Recovery time will vary for each patient, but most are able to return to school or work after the procedure. If your job requires physical labor, you may want to take a couple days off, as vigorous exercise can slow down the healing process by diverting blood from the site. Your mouth will likely be sore for the next few days, but this can be managed by taking recommended over-the-counter and prescribed pain relievers as directed. Stick to softer foods and chew on the opposite side of your mouth as the tooth that had the root canal. If discomfort worsens instead of improving after three decay, give us a call!
If you are being sedated for your root canal, you might be asked to fast for a few hours ahead of time. This helps to reduce the risk of nausea caused by the sedative. If you are not undergoing sedation, it is recommended that you eat a healthy meal at least a couple hours before the procedure, as it can interact negatively with the local anesthetic used to numb your mouth.
In the past, root canal therapy may have been painful, but with modern dental technology and techniques, this is no longer the case. Today, this procedure is about as comfortable as getting a cavity filled. The pain that is associated with root canal therapy may stem from the intense toothache that warrants the procedure in the first place. Root canals can actually relieve this pain by eliminating the infection within the tooth. Before your procedure starts, Dr. Fisher will numb your mouth with a local anesthetic so that you remain comfortable. After your procedure is complete, the area around your tooth may feel sore or sensitive for the next few days, but over-the-counter pain relievers and applying a cold compress can help.

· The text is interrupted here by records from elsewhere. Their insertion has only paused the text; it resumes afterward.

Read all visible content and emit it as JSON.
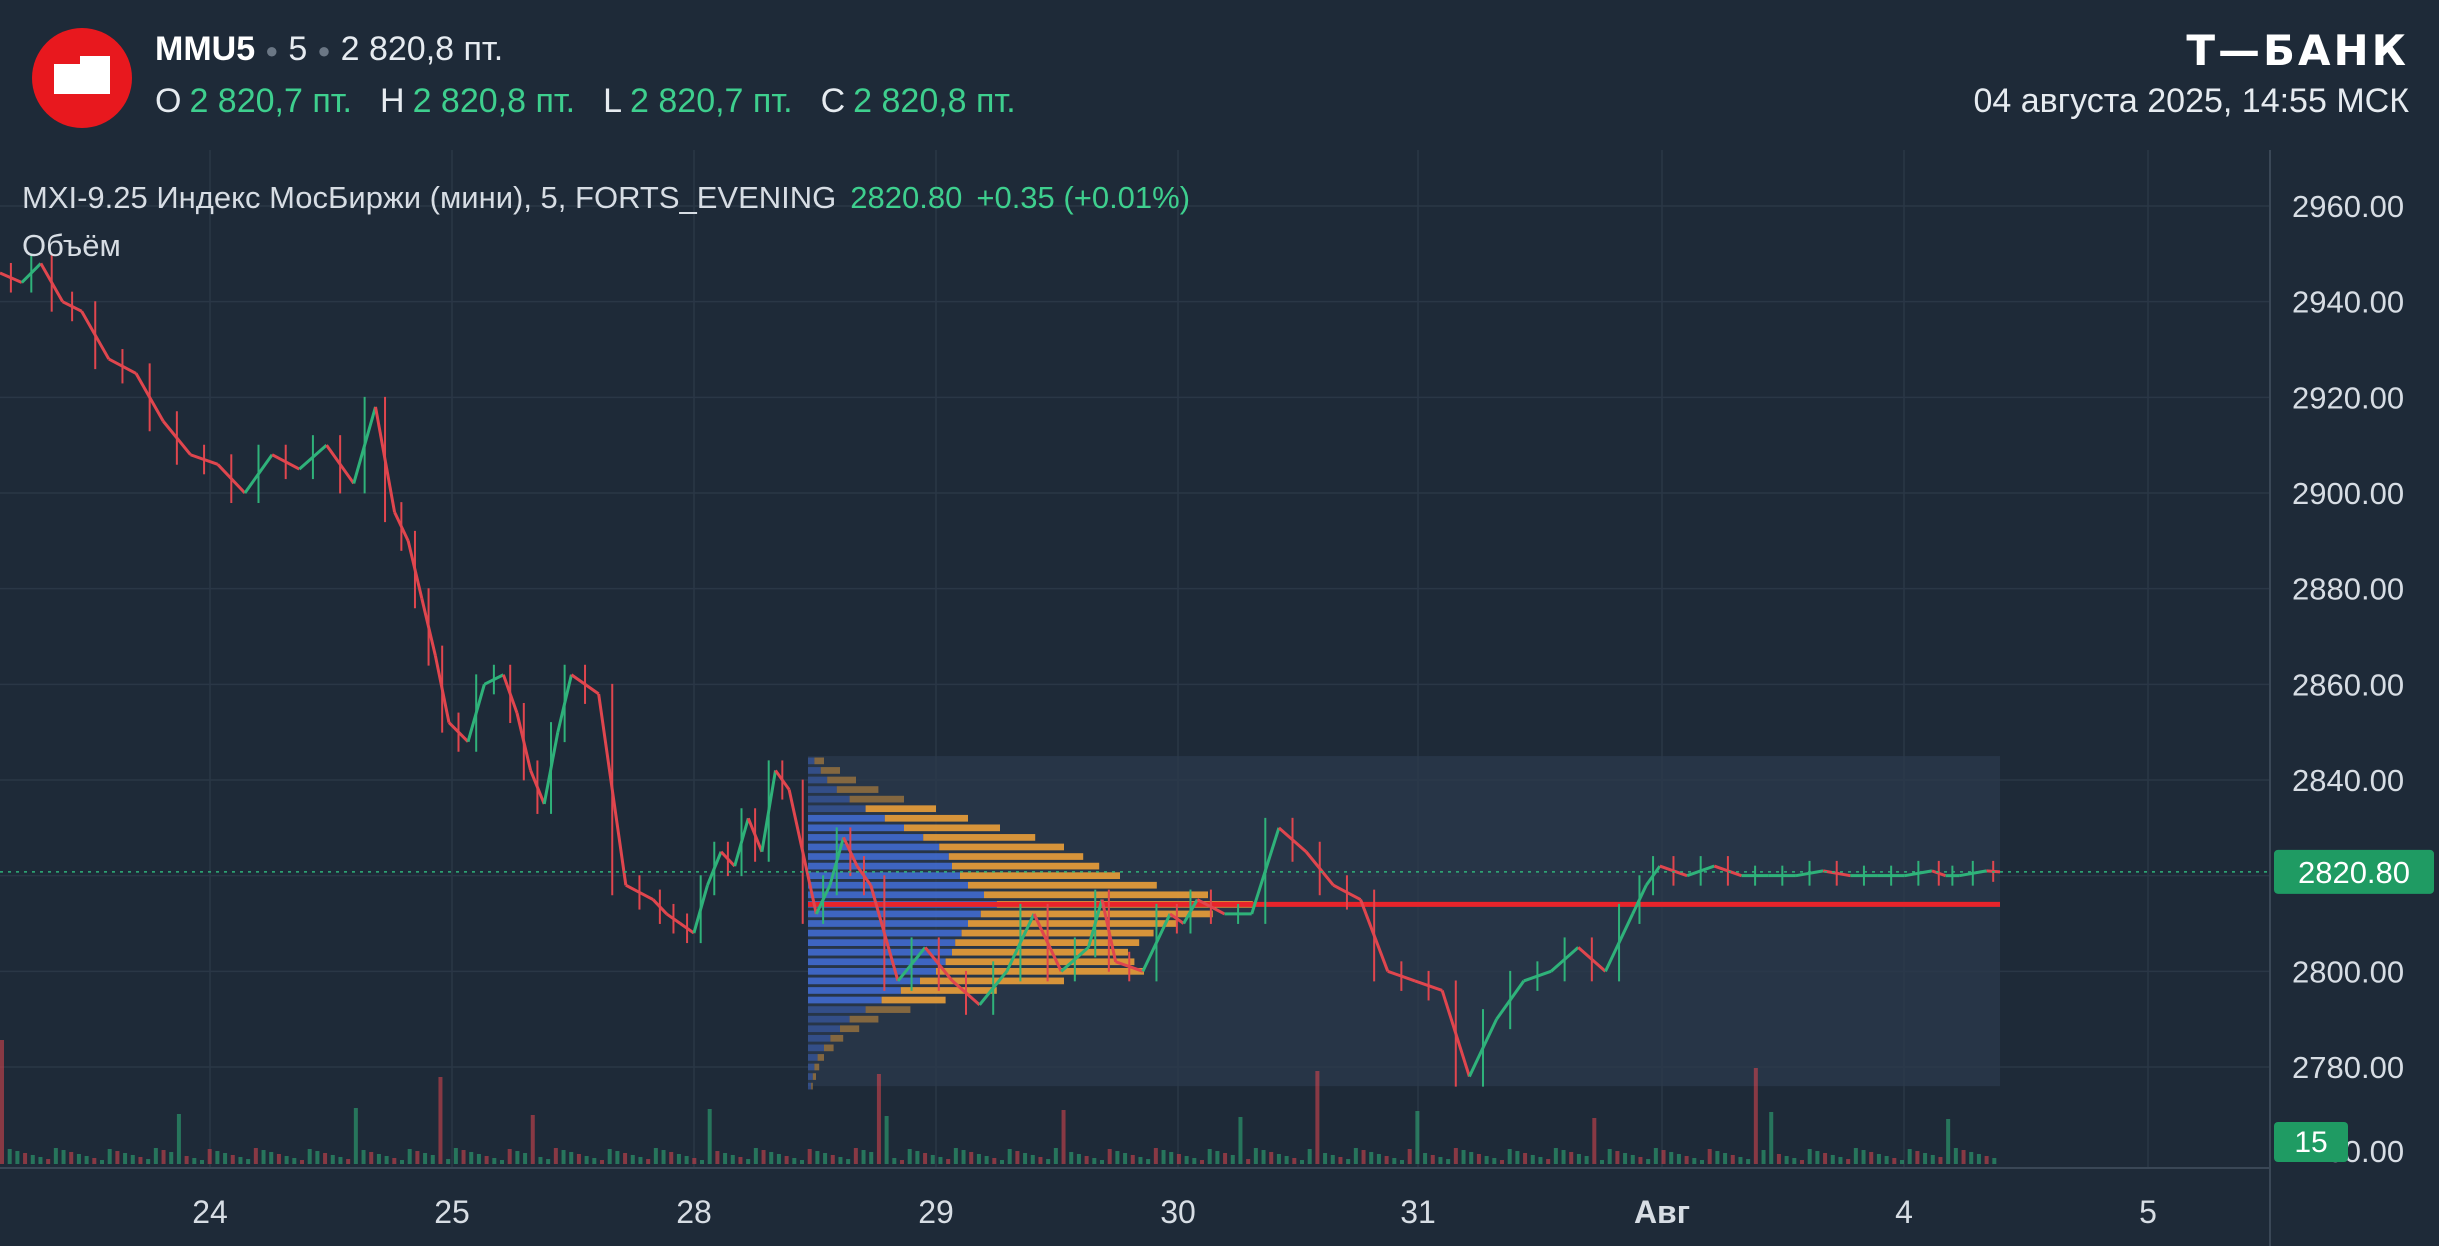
{
  "header": {
    "symbol": "MMU5",
    "interval": "5",
    "last": "2 820,8 пт.",
    "ohlc": [
      {
        "key": "O",
        "value": "2 820,7 пт."
      },
      {
        "key": "H",
        "value": "2 820,8 пт."
      },
      {
        "key": "L",
        "value": "2 820,7 пт."
      },
      {
        "key": "C",
        "value": "2 820,8 пт."
      }
    ],
    "brand": "Т—БАНК",
    "datetime": "04 августа 2025, 14:55 МСК"
  },
  "legend": {
    "instrument": "MXI-9.25 Индекс МосБиржи (мини), 5, FORTS_EVENING",
    "price": "2820.80",
    "change": "+0.35 (+0.01%)",
    "volume_label": "Объём"
  },
  "colors": {
    "background": "#1e2a38",
    "up": "#2fb27a",
    "down": "#e0464e",
    "profile_blue": "#3f68c8",
    "profile_orange": "#e09a3a",
    "poc_line": "#e8242b",
    "price_tag": "#1f9b63",
    "logo_red": "#e8181e"
  },
  "chart_data": {
    "type": "line",
    "title": "",
    "y_axis": {
      "min": 2750,
      "max": 2970,
      "ticks": [
        "2960.00",
        "2940.00",
        "2920.00",
        "2900.00",
        "2880.00",
        "2860.00",
        "2840.00",
        "2820.00",
        "2800.00",
        "2780.00"
      ]
    },
    "x_axis": {
      "ticks": [
        "24",
        "25",
        "28",
        "29",
        "30",
        "31",
        "Авг",
        "4",
        "5"
      ]
    },
    "current_price": {
      "value": 2820.8,
      "label": "2820.80"
    },
    "volume_tag": "15",
    "partial_tick": "2760.00",
    "poc_level": 2814,
    "series": [
      {
        "x": [
          0,
          0.08,
          0.15,
          0.23,
          0.3,
          0.4,
          0.5,
          0.6,
          0.7,
          0.8,
          0.9,
          1.0,
          1.1,
          1.2,
          1.3,
          1.38,
          1.45,
          1.5,
          1.55,
          1.6,
          1.65,
          1.72,
          1.78,
          1.85,
          1.9,
          1.95,
          2.0,
          2.05,
          2.1,
          2.2,
          2.3,
          2.4,
          2.45,
          2.5,
          2.55,
          2.6,
          2.65,
          2.7,
          2.75,
          2.8,
          2.85,
          2.9,
          3.0,
          3.05,
          3.1,
          3.15,
          3.2,
          3.3,
          3.4,
          3.5,
          3.6,
          3.7,
          3.8,
          3.9,
          4.0,
          4.05,
          4.1,
          4.2,
          4.3,
          4.35,
          4.4,
          4.5,
          4.6,
          4.7,
          4.8,
          4.9,
          5.0,
          5.1,
          5.2,
          5.3,
          5.4,
          5.5,
          5.6,
          5.7,
          5.8,
          5.9,
          6.0,
          6.05,
          6.1,
          6.2,
          6.3,
          6.4,
          6.5,
          6.6,
          6.7,
          6.8,
          6.9,
          7.0,
          7.1,
          7.15,
          7.2,
          7.3,
          7.35
        ],
        "y": [
          2946,
          2944,
          2948,
          2940,
          2938,
          2928,
          2925,
          2915,
          2908,
          2906,
          2900,
          2908,
          2905,
          2910,
          2902,
          2918,
          2896,
          2890,
          2878,
          2866,
          2852,
          2848,
          2860,
          2862,
          2854,
          2842,
          2835,
          2850,
          2862,
          2858,
          2818,
          2815,
          2812,
          2810,
          2808,
          2818,
          2825,
          2822,
          2832,
          2825,
          2842,
          2838,
          2812,
          2818,
          2828,
          2822,
          2818,
          2798,
          2805,
          2798,
          2793,
          2800,
          2812,
          2800,
          2805,
          2815,
          2802,
          2800,
          2812,
          2810,
          2815,
          2812,
          2812,
          2830,
          2825,
          2818,
          2815,
          2800,
          2798,
          2796,
          2778,
          2790,
          2798,
          2800,
          2805,
          2800,
          2812,
          2818,
          2822,
          2820,
          2822,
          2820,
          2820,
          2820,
          2821,
          2820,
          2820,
          2820,
          2821,
          2820,
          2820,
          2821,
          2820.8
        ]
      }
    ],
    "volume_profile": {
      "from_x": 2.45,
      "to_x": 7.35,
      "top": 2845,
      "bottom": 2776,
      "levels": [
        2844,
        2842,
        2840,
        2838,
        2836,
        2834,
        2832,
        2830,
        2828,
        2826,
        2824,
        2822,
        2820,
        2818,
        2816,
        2814,
        2812,
        2810,
        2808,
        2806,
        2804,
        2802,
        2800,
        2798,
        2796,
        2794,
        2792,
        2790,
        2788,
        2786,
        2784,
        2782,
        2780,
        2778,
        2776
      ],
      "blue": [
        4,
        8,
        12,
        18,
        26,
        36,
        48,
        60,
        72,
        82,
        88,
        90,
        95,
        100,
        110,
        118,
        108,
        100,
        96,
        92,
        90,
        86,
        80,
        70,
        58,
        46,
        36,
        26,
        20,
        14,
        10,
        6,
        4,
        3,
        2
      ],
      "orange": [
        6,
        12,
        18,
        26,
        34,
        44,
        52,
        60,
        70,
        78,
        84,
        92,
        100,
        118,
        140,
        160,
        145,
        130,
        120,
        115,
        110,
        118,
        130,
        90,
        60,
        40,
        28,
        18,
        12,
        8,
        6,
        4,
        3,
        2,
        1
      ]
    }
  }
}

The best way to prevent a root canal is by taking excellent care of your oral health. Brush, floss, and use mouthwash daily. Always attend your six-month dental cleanings and checkups. Limit your sugar intake and drink plenty of water throughout the day. If you play contact sports, invest in a mouthguard to keep your smile safe from injuries.